1672: Alexander, 8th Earl of Eglinton, obtains an Act of Parliament for “ane yeirlie fair and weiklie mercat at the Kirktoun of Eagleshame”.

1769: Alexander, 10th Earl of Eglinton, begins the work of developing the old kirktoun of Eaglesham into a planned village.

1774: The Feuars’ Association is founded.

1790: The present Eaglesham Parish Church is built.

1798: Robert Pollok, a poet best known for The Course of Time, is born.

Little has changed in Polnoon Street down the decades

1831: The Eaglesham Farmers’ Society is formed.

1844: Allan and James Gilmour purchase the Eaglesham Estates from the Earls of Eglinton and Winton after seven centuries of ownership.

1857: St Bridget’s Church is established.
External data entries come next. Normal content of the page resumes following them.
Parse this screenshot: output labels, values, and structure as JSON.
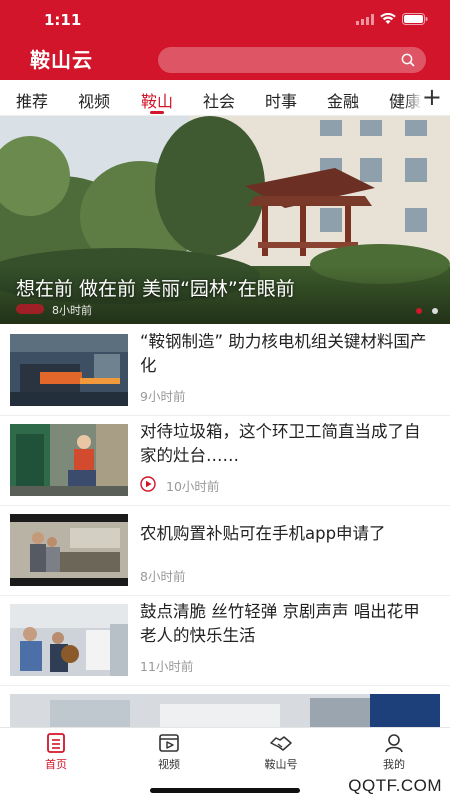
{
  "status_bar": {
    "time": "1:11"
  },
  "header": {
    "logo": "鞍山云",
    "search_placeholder": ""
  },
  "tabs": [
    {
      "label": "推荐"
    },
    {
      "label": "视频"
    },
    {
      "label": "鞍山",
      "active": true
    },
    {
      "label": "社会"
    },
    {
      "label": "时事"
    },
    {
      "label": "金融"
    },
    {
      "label": "健康"
    }
  ],
  "add_tab_symbol": "+",
  "hero": {
    "title": "想在前 做在前 美丽“园林”在眼前",
    "time": "8小时前",
    "slide_count": 2,
    "active_slide": 1
  },
  "news": [
    {
      "title": "“鞍钢制造” 助力核电机组关键材料国产化",
      "time": "9小时前",
      "video": false,
      "thumb": "steel"
    },
    {
      "title": "对待垃圾箱，这个环卫工简直当成了自家的灶台……",
      "time": "10小时前",
      "video": true,
      "thumb": "worker"
    },
    {
      "title": "农机购置补贴可在手机app申请了",
      "time": "8小时前",
      "video": false,
      "thumb": "office"
    },
    {
      "title": "鼓点清脆 丝竹轻弹 京剧声声 唱出花甲老人的快乐生活",
      "time": "11小时前",
      "video": false,
      "thumb": "music"
    }
  ],
  "bottom_nav": [
    {
      "label": "首页",
      "icon": "home-icon",
      "active": true
    },
    {
      "label": "视频",
      "icon": "video-icon",
      "active": false
    },
    {
      "label": "鞍山号",
      "icon": "handshake-icon",
      "active": false
    },
    {
      "label": "我的",
      "icon": "user-icon",
      "active": false
    }
  ],
  "watermark": "QQTF.COM",
  "colors": {
    "brand": "#d2152a",
    "text": "#222222",
    "muted": "#999999"
  }
}
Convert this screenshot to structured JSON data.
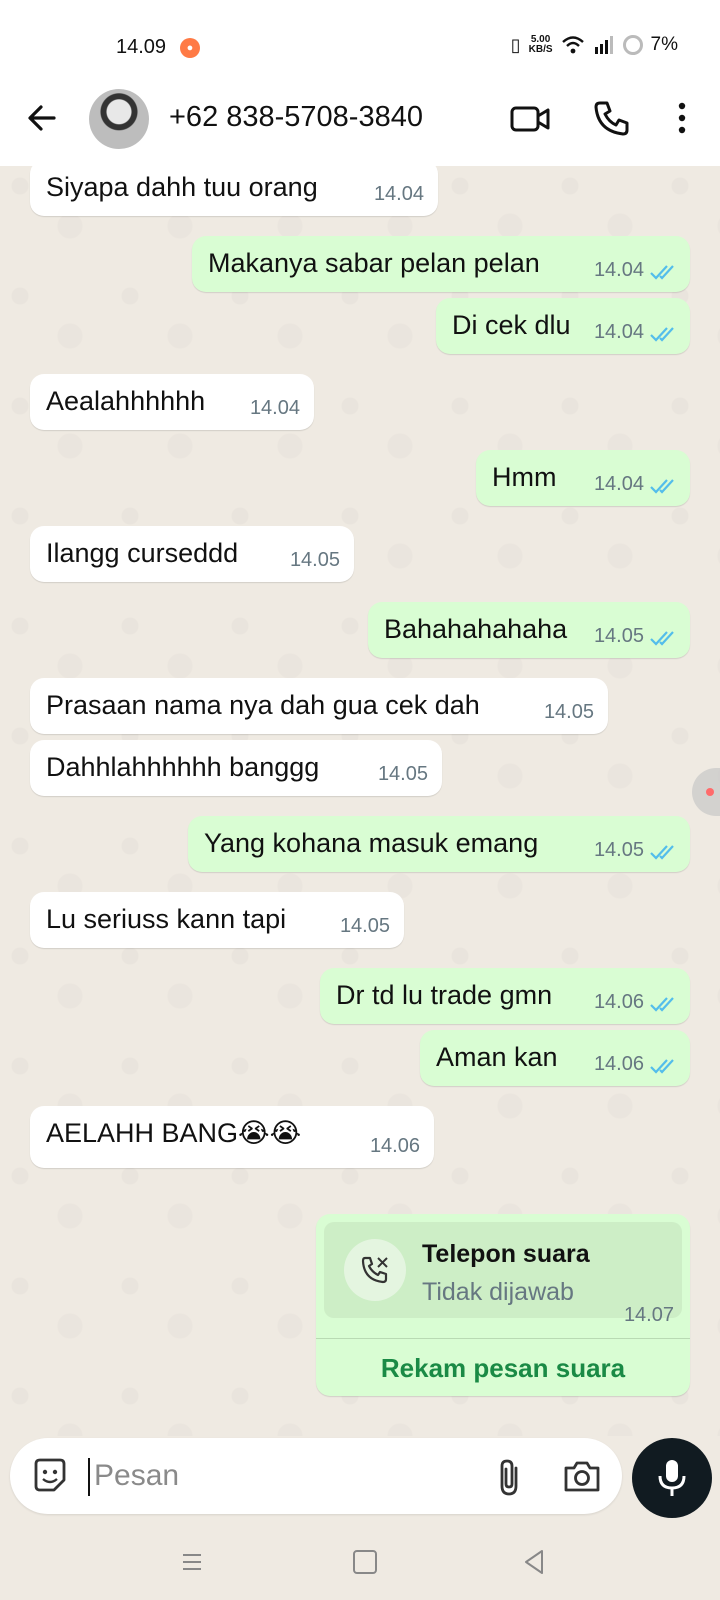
{
  "status_bar": {
    "time": "14.09",
    "net_speed_value": "5.00",
    "net_speed_unit": "KB/S",
    "battery": "7%"
  },
  "header": {
    "contact": "+62 838-5708-3840"
  },
  "messages": [
    {
      "dir": "in",
      "text": "Siyapa dahh tuu orang",
      "time": "14.04"
    },
    {
      "dir": "out",
      "text": "Makanya sabar pelan pelan",
      "time": "14.04",
      "status": "read"
    },
    {
      "dir": "out",
      "text": "Di cek dlu",
      "time": "14.04",
      "status": "read"
    },
    {
      "dir": "in",
      "text": "Aealahhhhhh",
      "time": "14.04"
    },
    {
      "dir": "out",
      "text": "Hmm",
      "time": "14.04",
      "status": "read"
    },
    {
      "dir": "in",
      "text": "Ilangg curseddd",
      "time": "14.05"
    },
    {
      "dir": "out",
      "text": "Bahahahahaha",
      "time": "14.05",
      "status": "read"
    },
    {
      "dir": "in",
      "text": "Prasaan nama nya dah gua cek dah",
      "time": "14.05"
    },
    {
      "dir": "in",
      "text": "Dahhlahhhhhh banggg",
      "time": "14.05"
    },
    {
      "dir": "out",
      "text": "Yang kohana masuk emang",
      "time": "14.05",
      "status": "read"
    },
    {
      "dir": "in",
      "text": "Lu seriuss kann tapi",
      "time": "14.05"
    },
    {
      "dir": "out",
      "text": "Dr td lu trade gmn",
      "time": "14.06",
      "status": "read"
    },
    {
      "dir": "out",
      "text": "Aman kan",
      "time": "14.06",
      "status": "read"
    },
    {
      "dir": "in",
      "text": "AELAHH BANG😭😭",
      "time": "14.06"
    }
  ],
  "call_card": {
    "title": "Telepon suara",
    "subtitle": "Tidak dijawab",
    "time": "14.07",
    "action": "Rekam pesan suara"
  },
  "composer": {
    "placeholder": "Pesan"
  },
  "colors": {
    "chat_bg": "#efeae2",
    "bubble_out": "#d9fdd3",
    "bubble_in": "#ffffff",
    "read_tick": "#53bdeb",
    "accent_green": "#1a8a45"
  },
  "icons": [
    "back-arrow-icon",
    "video-call-icon",
    "phone-icon",
    "more-vert-icon",
    "sticker-icon",
    "attach-icon",
    "camera-icon",
    "mic-icon",
    "missed-call-icon"
  ]
}
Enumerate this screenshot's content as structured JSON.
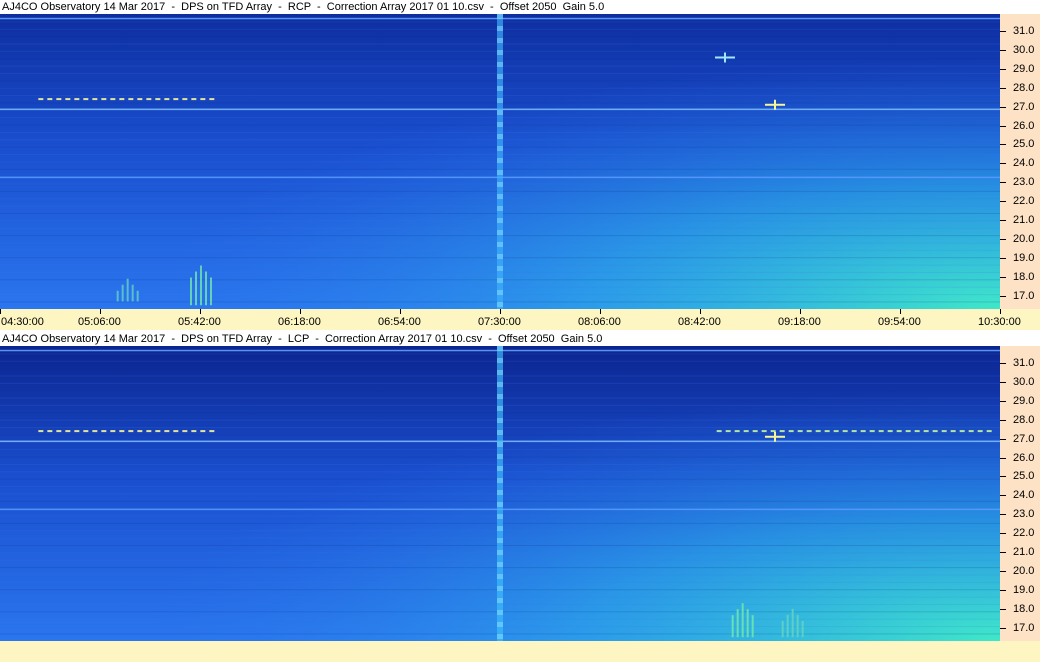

1859: Allan Gilmour commissions architect David Bryce to design Eaglesham House, a Scots Baronial-style country house as a residence. Built at a cost of £70,000, the house has its own garden and gas house.

1876: The Orry Cotton Spinning Mill is destroyed by fire. Many of the mill workers move away and their houses lie empty.

1893: A telegraph office is inaugurated, enabling telegraphs to be received for transmission at Eaglesham Post Office.

1901: Allan Gilmour officially opens the new school building.

1905: The horse-drawn bus service is replaced by a motor bus.

1928: Electricity is introduced to Eaglesham for the first time.

1930s: With many houses lying empty, damp and in a poor state of repair, a local councillor suggests that the village be entirely demolished and replaced with council housing.

1941: Rudolf Hess crashes his plane at nearby Bonnyton Farm.

1954: Eaglesham House is destroyed by fire.

1960: Eaglesham is designated Scotland’s first outstanding Conservation Area.

2005: The Glasgow Southern Orbital road opens, finally relieving Eaglesham of heavy traffic.

2006: Whitelee, the largest onshore windfarm in Europe opens on the outskirts of the village.

2019: Eaglesham celebrates the 250th anniversary of the planned village.

The distinctive turbines of Whitelee Windfarm started to appear on the moors outside Eaglesham in 2006